(Entries from a dataset of interfaces)
◆ ◆ ◆ ◆
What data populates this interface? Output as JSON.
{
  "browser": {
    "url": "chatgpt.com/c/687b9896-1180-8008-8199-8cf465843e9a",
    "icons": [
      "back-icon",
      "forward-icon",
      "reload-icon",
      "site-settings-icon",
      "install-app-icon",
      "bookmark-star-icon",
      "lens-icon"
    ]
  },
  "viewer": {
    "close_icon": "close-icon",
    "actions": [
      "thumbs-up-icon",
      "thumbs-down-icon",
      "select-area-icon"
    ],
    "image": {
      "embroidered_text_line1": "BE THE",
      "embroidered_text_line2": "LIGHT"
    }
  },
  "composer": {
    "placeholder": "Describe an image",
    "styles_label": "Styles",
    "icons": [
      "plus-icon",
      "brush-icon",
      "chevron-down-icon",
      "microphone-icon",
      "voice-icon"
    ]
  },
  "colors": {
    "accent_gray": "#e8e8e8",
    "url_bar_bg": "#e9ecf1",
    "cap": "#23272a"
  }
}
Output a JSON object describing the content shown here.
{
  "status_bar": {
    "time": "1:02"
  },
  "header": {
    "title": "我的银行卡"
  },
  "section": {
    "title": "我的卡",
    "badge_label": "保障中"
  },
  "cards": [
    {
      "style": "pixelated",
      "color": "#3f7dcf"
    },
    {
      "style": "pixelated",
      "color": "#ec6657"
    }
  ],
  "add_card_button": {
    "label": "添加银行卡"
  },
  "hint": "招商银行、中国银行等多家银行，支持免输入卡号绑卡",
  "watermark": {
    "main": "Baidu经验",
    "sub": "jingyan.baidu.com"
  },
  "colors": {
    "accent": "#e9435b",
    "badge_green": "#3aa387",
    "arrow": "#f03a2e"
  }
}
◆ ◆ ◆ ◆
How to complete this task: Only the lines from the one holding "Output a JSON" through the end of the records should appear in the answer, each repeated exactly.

Exercise answer:
Output a JSON object describing the content shown here.
{
  "status_bar": {
    "time": "1:02"
  },
  "header": {
    "title": "我的银行卡"
  },
  "section": {
    "title": "我的卡",
    "badge_label": "保障中"
  },
  "cards": [
    {
      "style": "pixelated",
      "color": "#3f7dcf"
    },
    {
      "style": "pixelated",
      "color": "#ec6657"
    }
  ],
  "add_card_button": {
    "label": "添加银行卡"
  },
  "hint": "招商银行、中国银行等多家银行，支持免输入卡号绑卡",
  "watermark": {
    "main": "Baidu经验",
    "sub": "jingyan.baidu.com"
  },
  "colors": {
    "accent": "#e9435b",
    "badge_green": "#3aa387",
    "arrow": "#f03a2e"
  }
}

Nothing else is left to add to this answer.